▶ **Task brief**
An exact, complete copy of the entries is what is needed.

>>>>

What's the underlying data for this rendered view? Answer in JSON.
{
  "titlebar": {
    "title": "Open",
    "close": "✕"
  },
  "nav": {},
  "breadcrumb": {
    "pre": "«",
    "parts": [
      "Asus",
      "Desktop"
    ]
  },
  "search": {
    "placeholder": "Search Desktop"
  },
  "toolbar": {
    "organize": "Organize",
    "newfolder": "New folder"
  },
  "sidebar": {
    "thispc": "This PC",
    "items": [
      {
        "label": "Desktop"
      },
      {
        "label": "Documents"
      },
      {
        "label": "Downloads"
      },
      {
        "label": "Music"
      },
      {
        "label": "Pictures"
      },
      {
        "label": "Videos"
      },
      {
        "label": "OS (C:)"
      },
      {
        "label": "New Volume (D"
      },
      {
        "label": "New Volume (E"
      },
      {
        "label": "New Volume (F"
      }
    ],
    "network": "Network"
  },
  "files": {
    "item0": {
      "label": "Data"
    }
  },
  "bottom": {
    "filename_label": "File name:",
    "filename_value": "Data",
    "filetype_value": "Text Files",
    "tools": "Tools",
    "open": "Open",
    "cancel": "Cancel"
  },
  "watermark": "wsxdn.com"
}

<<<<

▶ **Written solution**
What's the underlying data for this rendered view? Answer in JSON.
{
  "titlebar": {
    "title": "Open",
    "close": "✕"
  },
  "nav": {},
  "breadcrumb": {
    "pre": "«",
    "parts": [
      "Asus",
      "Desktop"
    ]
  },
  "search": {
    "placeholder": "Search Desktop"
  },
  "toolbar": {
    "organize": "Organize",
    "newfolder": "New folder"
  },
  "sidebar": {
    "thispc": "This PC",
    "items": [
      {
        "label": "Desktop"
      },
      {
        "label": "Documents"
      },
      {
        "label": "Downloads"
      },
      {
        "label": "Music"
      },
      {
        "label": "Pictures"
      },
      {
        "label": "Videos"
      },
      {
        "label": "OS (C:)"
      },
      {
        "label": "New Volume (D"
      },
      {
        "label": "New Volume (E"
      },
      {
        "label": "New Volume (F"
      }
    ],
    "network": "Network"
  },
  "files": {
    "item0": {
      "label": "Data"
    }
  },
  "bottom": {
    "filename_label": "File name:",
    "filename_value": "Data",
    "filetype_value": "Text Files",
    "tools": "Tools",
    "open": "Open",
    "cancel": "Cancel"
  },
  "watermark": "wsxdn.com"
}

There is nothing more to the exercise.